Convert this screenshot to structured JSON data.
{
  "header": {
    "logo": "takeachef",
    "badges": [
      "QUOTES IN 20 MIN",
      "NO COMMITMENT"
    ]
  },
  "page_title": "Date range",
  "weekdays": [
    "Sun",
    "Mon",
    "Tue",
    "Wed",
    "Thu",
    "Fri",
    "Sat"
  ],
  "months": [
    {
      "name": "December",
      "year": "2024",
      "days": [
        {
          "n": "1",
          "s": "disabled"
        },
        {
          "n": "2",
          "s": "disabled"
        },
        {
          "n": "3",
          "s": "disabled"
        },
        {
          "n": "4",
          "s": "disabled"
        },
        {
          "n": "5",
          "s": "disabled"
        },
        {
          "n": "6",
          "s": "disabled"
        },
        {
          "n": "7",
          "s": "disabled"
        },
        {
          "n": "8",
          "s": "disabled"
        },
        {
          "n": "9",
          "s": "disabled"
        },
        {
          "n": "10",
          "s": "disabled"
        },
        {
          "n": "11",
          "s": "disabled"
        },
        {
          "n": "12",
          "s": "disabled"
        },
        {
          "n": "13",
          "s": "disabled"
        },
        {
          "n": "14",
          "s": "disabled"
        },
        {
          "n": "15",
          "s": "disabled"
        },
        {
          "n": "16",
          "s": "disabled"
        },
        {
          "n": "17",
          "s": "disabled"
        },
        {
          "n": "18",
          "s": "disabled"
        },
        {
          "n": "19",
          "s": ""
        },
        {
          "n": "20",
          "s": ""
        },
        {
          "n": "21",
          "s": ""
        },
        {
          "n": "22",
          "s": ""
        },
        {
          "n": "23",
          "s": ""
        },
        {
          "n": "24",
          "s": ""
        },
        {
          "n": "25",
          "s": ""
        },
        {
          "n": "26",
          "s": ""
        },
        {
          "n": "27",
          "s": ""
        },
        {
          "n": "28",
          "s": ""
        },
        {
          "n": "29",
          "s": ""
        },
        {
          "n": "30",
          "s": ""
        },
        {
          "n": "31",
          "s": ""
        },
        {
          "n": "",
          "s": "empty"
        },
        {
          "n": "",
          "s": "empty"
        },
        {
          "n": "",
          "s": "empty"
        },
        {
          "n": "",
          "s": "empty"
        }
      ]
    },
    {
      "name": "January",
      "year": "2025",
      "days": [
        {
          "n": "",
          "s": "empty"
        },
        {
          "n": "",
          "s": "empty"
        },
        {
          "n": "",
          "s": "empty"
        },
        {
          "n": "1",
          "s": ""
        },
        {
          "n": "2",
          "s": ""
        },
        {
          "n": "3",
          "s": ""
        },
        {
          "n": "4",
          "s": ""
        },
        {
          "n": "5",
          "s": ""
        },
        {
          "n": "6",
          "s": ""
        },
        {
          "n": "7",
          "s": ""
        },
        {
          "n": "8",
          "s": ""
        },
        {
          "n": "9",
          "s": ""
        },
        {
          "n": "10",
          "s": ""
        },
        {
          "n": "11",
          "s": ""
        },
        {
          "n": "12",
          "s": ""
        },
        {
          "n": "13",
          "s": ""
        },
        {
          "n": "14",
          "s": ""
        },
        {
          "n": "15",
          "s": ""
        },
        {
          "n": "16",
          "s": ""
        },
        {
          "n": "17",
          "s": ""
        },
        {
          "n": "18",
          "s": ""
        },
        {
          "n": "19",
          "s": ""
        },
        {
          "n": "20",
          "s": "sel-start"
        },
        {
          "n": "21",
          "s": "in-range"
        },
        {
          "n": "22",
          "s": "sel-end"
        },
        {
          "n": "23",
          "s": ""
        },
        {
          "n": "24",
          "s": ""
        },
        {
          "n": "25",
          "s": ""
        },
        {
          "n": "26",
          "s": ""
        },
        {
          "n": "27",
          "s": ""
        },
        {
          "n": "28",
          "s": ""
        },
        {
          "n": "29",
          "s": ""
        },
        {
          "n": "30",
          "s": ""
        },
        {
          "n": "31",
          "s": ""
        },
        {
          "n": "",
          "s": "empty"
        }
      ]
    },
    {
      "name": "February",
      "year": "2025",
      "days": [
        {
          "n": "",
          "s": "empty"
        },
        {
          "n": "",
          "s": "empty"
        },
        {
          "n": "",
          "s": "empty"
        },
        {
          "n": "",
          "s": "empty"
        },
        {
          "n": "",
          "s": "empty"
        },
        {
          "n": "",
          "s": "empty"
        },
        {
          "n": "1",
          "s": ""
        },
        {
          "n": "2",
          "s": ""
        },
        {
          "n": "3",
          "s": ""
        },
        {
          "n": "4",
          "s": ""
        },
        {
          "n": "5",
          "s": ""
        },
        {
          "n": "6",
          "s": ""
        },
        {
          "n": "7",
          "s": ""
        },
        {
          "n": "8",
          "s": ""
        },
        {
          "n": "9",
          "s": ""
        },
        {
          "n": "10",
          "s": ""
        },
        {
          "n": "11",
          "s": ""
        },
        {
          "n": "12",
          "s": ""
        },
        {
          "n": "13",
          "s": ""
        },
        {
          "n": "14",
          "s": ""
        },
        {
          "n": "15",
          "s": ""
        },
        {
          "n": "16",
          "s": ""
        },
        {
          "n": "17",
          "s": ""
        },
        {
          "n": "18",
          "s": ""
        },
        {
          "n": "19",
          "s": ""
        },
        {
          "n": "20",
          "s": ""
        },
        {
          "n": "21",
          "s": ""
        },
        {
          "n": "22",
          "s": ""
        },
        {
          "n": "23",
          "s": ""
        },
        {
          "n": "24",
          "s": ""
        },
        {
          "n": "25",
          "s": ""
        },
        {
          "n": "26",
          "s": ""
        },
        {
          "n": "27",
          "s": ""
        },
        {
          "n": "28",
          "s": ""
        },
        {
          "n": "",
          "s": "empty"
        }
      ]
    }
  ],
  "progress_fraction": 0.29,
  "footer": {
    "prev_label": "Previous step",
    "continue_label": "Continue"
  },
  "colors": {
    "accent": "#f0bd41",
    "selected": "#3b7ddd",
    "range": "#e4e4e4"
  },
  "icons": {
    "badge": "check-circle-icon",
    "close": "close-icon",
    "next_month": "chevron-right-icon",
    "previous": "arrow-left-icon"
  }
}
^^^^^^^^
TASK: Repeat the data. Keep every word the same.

WRITTEN RESPONSE:
Convert this screenshot to structured JSON data.
{
  "header": {
    "logo": "takeachef",
    "badges": [
      "QUOTES IN 20 MIN",
      "NO COMMITMENT"
    ]
  },
  "page_title": "Date range",
  "weekdays": [
    "Sun",
    "Mon",
    "Tue",
    "Wed",
    "Thu",
    "Fri",
    "Sat"
  ],
  "months": [
    {
      "name": "December",
      "year": "2024",
      "days": [
        {
          "n": "1",
          "s": "disabled"
        },
        {
          "n": "2",
          "s": "disabled"
        },
        {
          "n": "3",
          "s": "disabled"
        },
        {
          "n": "4",
          "s": "disabled"
        },
        {
          "n": "5",
          "s": "disabled"
        },
        {
          "n": "6",
          "s": "disabled"
        },
        {
          "n": "7",
          "s": "disabled"
        },
        {
          "n": "8",
          "s": "disabled"
        },
        {
          "n": "9",
          "s": "disabled"
        },
        {
          "n": "10",
          "s": "disabled"
        },
        {
          "n": "11",
          "s": "disabled"
        },
        {
          "n": "12",
          "s": "disabled"
        },
        {
          "n": "13",
          "s": "disabled"
        },
        {
          "n": "14",
          "s": "disabled"
        },
        {
          "n": "15",
          "s": "disabled"
        },
        {
          "n": "16",
          "s": "disabled"
        },
        {
          "n": "17",
          "s": "disabled"
        },
        {
          "n": "18",
          "s": "disabled"
        },
        {
          "n": "19",
          "s": ""
        },
        {
          "n": "20",
          "s": ""
        },
        {
          "n": "21",
          "s": ""
        },
        {
          "n": "22",
          "s": ""
        },
        {
          "n": "23",
          "s": ""
        },
        {
          "n": "24",
          "s": ""
        },
        {
          "n": "25",
          "s": ""
        },
        {
          "n": "26",
          "s": ""
        },
        {
          "n": "27",
          "s": ""
        },
        {
          "n": "28",
          "s": ""
        },
        {
          "n": "29",
          "s": ""
        },
        {
          "n": "30",
          "s": ""
        },
        {
          "n": "31",
          "s": ""
        },
        {
          "n": "",
          "s": "empty"
        },
        {
          "n": "",
          "s": "empty"
        },
        {
          "n": "",
          "s": "empty"
        },
        {
          "n": "",
          "s": "empty"
        }
      ]
    },
    {
      "name": "January",
      "year": "2025",
      "days": [
        {
          "n": "",
          "s": "empty"
        },
        {
          "n": "",
          "s": "empty"
        },
        {
          "n": "",
          "s": "empty"
        },
        {
          "n": "1",
          "s": ""
        },
        {
          "n": "2",
          "s": ""
        },
        {
          "n": "3",
          "s": ""
        },
        {
          "n": "4",
          "s": ""
        },
        {
          "n": "5",
          "s": ""
        },
        {
          "n": "6",
          "s": ""
        },
        {
          "n": "7",
          "s": ""
        },
        {
          "n": "8",
          "s": ""
        },
        {
          "n": "9",
          "s": ""
        },
        {
          "n": "10",
          "s": ""
        },
        {
          "n": "11",
          "s": ""
        },
        {
          "n": "12",
          "s": ""
        },
        {
          "n": "13",
          "s": ""
        },
        {
          "n": "14",
          "s": ""
        },
        {
          "n": "15",
          "s": ""
        },
        {
          "n": "16",
          "s": ""
        },
        {
          "n": "17",
          "s": ""
        },
        {
          "n": "18",
          "s": ""
        },
        {
          "n": "19",
          "s": ""
        },
        {
          "n": "20",
          "s": "sel-start"
        },
        {
          "n": "21",
          "s": "in-range"
        },
        {
          "n": "22",
          "s": "sel-end"
        },
        {
          "n": "23",
          "s": ""
        },
        {
          "n": "24",
          "s": ""
        },
        {
          "n": "25",
          "s": ""
        },
        {
          "n": "26",
          "s": ""
        },
        {
          "n": "27",
          "s": ""
        },
        {
          "n": "28",
          "s": ""
        },
        {
          "n": "29",
          "s": ""
        },
        {
          "n": "30",
          "s": ""
        },
        {
          "n": "31",
          "s": ""
        },
        {
          "n": "",
          "s": "empty"
        }
      ]
    },
    {
      "name": "February",
      "year": "2025",
      "days": [
        {
          "n": "",
          "s": "empty"
        },
        {
          "n": "",
          "s": "empty"
        },
        {
          "n": "",
          "s": "empty"
        },
        {
          "n": "",
          "s": "empty"
        },
        {
          "n": "",
          "s": "empty"
        },
        {
          "n": "",
          "s": "empty"
        },
        {
          "n": "1",
          "s": ""
        },
        {
          "n": "2",
          "s": ""
        },
        {
          "n": "3",
          "s": ""
        },
        {
          "n": "4",
          "s": ""
        },
        {
          "n": "5",
          "s": ""
        },
        {
          "n": "6",
          "s": ""
        },
        {
          "n": "7",
          "s": ""
        },
        {
          "n": "8",
          "s": ""
        },
        {
          "n": "9",
          "s": ""
        },
        {
          "n": "10",
          "s": ""
        },
        {
          "n": "11",
          "s": ""
        },
        {
          "n": "12",
          "s": ""
        },
        {
          "n": "13",
          "s": ""
        },
        {
          "n": "14",
          "s": ""
        },
        {
          "n": "15",
          "s": ""
        },
        {
          "n": "16",
          "s": ""
        },
        {
          "n": "17",
          "s": ""
        },
        {
          "n": "18",
          "s": ""
        },
        {
          "n": "19",
          "s": ""
        },
        {
          "n": "20",
          "s": ""
        },
        {
          "n": "21",
          "s": ""
        },
        {
          "n": "22",
          "s": ""
        },
        {
          "n": "23",
          "s": ""
        },
        {
          "n": "24",
          "s": ""
        },
        {
          "n": "25",
          "s": ""
        },
        {
          "n": "26",
          "s": ""
        },
        {
          "n": "27",
          "s": ""
        },
        {
          "n": "28",
          "s": ""
        },
        {
          "n": "",
          "s": "empty"
        }
      ]
    }
  ],
  "progress_fraction": 0.29,
  "footer": {
    "prev_label": "Previous step",
    "continue_label": "Continue"
  },
  "colors": {
    "accent": "#f0bd41",
    "selected": "#3b7ddd",
    "range": "#e4e4e4"
  },
  "icons": {
    "badge": "check-circle-icon",
    "close": "close-icon",
    "next_month": "chevron-right-icon",
    "previous": "arrow-left-icon"
  }
}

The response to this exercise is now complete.